(Beginning of Data extract)
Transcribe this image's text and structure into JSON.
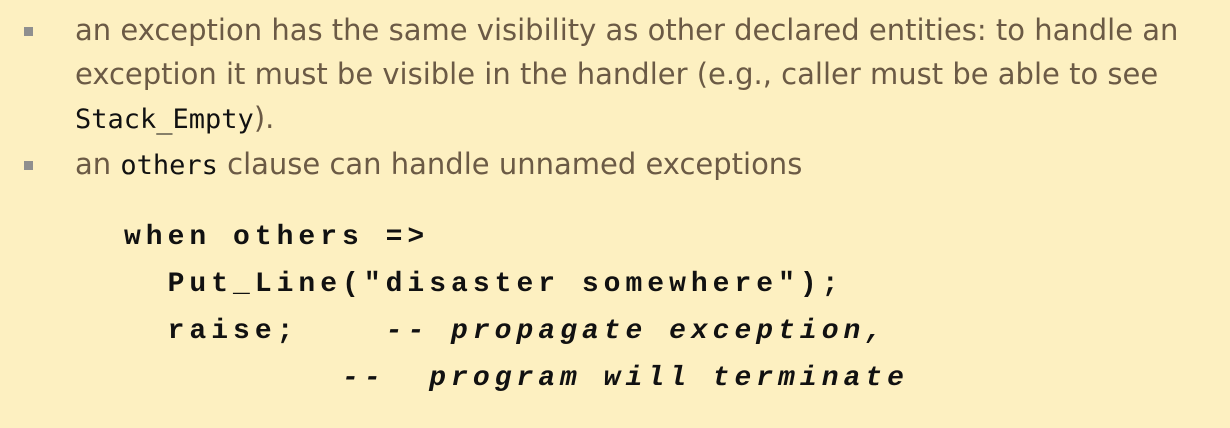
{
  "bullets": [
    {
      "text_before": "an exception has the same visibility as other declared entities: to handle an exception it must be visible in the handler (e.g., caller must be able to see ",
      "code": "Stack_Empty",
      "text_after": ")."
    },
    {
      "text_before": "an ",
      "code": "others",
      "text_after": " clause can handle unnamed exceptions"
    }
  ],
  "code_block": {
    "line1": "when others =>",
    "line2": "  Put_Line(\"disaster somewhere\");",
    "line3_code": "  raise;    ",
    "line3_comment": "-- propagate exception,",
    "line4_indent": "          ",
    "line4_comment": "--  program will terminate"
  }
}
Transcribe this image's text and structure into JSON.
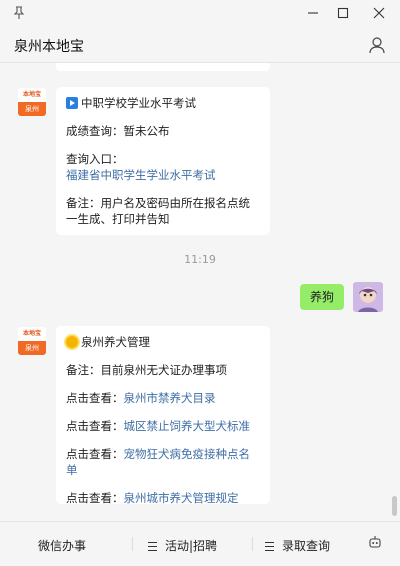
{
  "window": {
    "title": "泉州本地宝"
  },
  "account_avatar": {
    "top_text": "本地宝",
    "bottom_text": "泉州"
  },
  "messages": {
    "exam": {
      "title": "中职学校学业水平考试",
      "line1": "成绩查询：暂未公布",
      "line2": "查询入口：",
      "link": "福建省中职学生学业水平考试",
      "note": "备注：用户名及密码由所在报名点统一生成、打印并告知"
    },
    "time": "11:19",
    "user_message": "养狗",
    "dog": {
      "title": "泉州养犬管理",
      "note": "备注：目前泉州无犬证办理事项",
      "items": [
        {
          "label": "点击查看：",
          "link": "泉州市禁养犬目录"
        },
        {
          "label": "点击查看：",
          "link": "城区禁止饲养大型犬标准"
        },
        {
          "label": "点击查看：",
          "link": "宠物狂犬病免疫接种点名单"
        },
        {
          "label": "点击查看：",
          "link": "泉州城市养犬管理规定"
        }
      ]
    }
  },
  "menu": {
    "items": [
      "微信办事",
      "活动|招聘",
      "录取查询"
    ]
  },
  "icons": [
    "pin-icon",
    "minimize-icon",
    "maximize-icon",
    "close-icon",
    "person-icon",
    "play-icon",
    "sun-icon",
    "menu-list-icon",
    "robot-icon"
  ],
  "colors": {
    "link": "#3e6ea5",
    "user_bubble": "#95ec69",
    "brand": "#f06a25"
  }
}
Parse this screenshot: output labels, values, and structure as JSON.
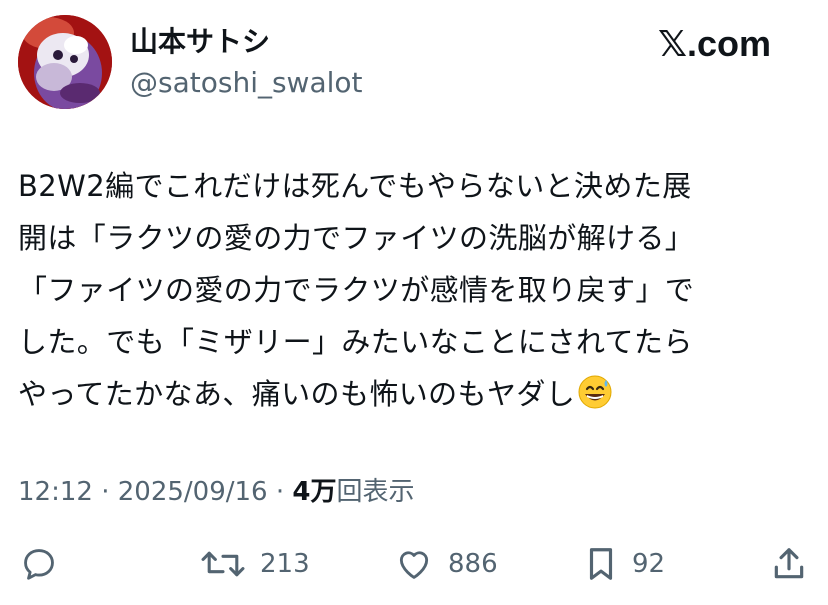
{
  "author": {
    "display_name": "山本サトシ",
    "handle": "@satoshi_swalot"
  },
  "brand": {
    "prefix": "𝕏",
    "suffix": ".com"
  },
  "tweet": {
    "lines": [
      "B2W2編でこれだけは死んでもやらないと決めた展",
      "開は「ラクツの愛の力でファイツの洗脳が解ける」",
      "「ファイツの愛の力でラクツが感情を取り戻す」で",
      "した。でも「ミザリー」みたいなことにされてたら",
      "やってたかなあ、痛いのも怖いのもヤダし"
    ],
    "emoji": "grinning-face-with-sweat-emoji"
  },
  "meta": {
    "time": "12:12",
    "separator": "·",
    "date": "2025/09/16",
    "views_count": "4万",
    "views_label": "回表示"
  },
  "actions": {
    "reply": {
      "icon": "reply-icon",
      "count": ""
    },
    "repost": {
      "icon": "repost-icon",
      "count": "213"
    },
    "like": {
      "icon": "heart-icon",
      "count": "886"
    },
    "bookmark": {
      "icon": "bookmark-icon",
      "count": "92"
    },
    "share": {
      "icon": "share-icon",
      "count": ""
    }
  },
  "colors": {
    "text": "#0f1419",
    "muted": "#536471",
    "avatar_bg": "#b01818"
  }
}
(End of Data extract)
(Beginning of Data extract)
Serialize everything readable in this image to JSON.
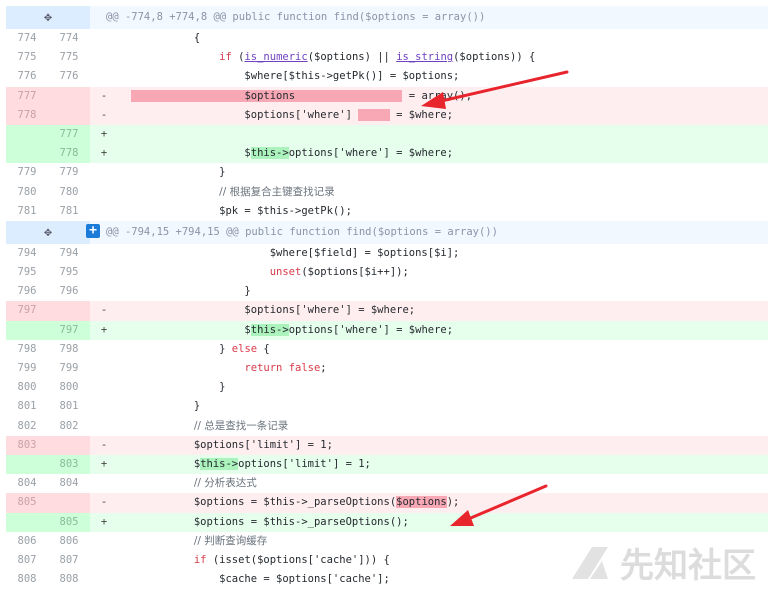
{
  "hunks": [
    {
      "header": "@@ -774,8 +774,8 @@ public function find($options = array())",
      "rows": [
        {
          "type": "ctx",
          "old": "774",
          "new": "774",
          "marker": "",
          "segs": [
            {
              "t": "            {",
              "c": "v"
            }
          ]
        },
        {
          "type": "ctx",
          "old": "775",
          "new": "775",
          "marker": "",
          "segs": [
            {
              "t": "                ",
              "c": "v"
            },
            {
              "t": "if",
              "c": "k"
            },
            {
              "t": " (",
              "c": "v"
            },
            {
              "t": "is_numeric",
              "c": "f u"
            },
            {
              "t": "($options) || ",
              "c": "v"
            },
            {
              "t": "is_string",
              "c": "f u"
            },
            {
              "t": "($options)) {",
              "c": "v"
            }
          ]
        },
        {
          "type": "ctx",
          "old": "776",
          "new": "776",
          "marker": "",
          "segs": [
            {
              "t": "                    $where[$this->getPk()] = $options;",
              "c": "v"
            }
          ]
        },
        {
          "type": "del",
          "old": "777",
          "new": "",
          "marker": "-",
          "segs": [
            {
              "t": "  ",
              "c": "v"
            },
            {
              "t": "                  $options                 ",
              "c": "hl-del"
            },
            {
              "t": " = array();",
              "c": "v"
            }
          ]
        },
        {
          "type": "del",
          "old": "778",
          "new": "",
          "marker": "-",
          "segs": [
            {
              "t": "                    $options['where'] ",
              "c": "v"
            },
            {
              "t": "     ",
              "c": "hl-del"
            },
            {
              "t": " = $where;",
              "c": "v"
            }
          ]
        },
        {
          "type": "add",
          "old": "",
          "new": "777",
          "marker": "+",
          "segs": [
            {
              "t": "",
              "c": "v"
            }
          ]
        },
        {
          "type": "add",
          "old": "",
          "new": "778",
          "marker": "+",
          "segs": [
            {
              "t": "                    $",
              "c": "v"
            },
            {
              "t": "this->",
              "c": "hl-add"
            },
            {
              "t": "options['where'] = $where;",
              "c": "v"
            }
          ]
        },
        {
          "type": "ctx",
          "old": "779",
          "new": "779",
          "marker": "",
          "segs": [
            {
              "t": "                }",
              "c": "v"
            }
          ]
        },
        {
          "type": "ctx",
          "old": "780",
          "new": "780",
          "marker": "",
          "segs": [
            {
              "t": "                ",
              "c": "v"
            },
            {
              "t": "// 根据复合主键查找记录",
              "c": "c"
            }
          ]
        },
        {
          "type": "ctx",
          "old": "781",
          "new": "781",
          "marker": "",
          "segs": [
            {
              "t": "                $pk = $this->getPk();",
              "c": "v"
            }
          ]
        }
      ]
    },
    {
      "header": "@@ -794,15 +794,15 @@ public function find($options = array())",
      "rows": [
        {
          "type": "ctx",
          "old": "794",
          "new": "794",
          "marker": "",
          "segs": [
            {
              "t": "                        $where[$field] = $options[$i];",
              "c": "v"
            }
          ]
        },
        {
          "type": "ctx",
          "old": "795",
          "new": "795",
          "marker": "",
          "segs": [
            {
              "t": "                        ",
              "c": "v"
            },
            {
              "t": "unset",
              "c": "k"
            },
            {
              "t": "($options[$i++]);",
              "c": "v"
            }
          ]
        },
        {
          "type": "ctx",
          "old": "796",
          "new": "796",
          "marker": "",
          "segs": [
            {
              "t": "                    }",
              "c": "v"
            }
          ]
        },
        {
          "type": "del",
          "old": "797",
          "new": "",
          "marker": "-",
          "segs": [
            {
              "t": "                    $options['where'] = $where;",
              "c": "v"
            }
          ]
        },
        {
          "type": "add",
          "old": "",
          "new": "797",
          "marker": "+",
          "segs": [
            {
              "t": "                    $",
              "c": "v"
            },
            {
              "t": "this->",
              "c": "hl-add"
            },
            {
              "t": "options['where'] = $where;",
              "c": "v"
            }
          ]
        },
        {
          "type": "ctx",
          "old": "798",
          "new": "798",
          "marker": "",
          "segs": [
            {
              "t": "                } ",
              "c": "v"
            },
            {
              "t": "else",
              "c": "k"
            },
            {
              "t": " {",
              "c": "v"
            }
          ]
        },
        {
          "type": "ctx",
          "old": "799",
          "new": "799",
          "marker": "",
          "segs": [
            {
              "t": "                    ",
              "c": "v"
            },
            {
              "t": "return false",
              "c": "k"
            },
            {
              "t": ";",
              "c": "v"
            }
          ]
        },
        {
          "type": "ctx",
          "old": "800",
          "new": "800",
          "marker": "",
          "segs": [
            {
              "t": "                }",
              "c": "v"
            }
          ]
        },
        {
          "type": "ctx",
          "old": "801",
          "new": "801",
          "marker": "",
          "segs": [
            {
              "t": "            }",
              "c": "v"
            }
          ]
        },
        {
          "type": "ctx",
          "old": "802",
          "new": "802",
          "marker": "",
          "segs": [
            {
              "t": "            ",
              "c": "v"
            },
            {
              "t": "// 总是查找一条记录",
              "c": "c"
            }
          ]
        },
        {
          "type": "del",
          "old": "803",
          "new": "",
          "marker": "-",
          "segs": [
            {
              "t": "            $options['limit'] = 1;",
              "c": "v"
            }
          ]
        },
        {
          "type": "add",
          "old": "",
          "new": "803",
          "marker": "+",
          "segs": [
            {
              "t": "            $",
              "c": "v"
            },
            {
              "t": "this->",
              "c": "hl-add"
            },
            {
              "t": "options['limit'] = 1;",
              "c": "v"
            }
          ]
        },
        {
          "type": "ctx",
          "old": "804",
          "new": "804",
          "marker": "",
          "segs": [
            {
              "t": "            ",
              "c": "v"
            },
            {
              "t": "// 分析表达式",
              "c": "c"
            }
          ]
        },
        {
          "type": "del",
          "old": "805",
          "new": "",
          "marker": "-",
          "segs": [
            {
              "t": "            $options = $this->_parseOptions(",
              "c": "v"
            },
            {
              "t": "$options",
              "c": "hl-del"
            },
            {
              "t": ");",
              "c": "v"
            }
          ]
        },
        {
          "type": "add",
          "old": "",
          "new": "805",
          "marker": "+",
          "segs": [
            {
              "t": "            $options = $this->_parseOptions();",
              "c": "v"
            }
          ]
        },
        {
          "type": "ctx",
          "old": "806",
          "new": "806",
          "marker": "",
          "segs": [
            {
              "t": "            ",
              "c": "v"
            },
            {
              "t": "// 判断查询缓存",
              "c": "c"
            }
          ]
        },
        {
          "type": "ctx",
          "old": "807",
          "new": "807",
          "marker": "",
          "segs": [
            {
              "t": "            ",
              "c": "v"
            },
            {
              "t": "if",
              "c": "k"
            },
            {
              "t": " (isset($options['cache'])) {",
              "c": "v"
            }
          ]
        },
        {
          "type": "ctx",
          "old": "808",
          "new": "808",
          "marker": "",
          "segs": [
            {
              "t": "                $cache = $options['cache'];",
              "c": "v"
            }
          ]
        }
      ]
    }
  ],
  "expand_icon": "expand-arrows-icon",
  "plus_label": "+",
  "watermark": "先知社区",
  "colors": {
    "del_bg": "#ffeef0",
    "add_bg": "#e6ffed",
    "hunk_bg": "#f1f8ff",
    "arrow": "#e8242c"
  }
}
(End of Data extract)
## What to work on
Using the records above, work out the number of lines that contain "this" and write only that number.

## Exercise output
11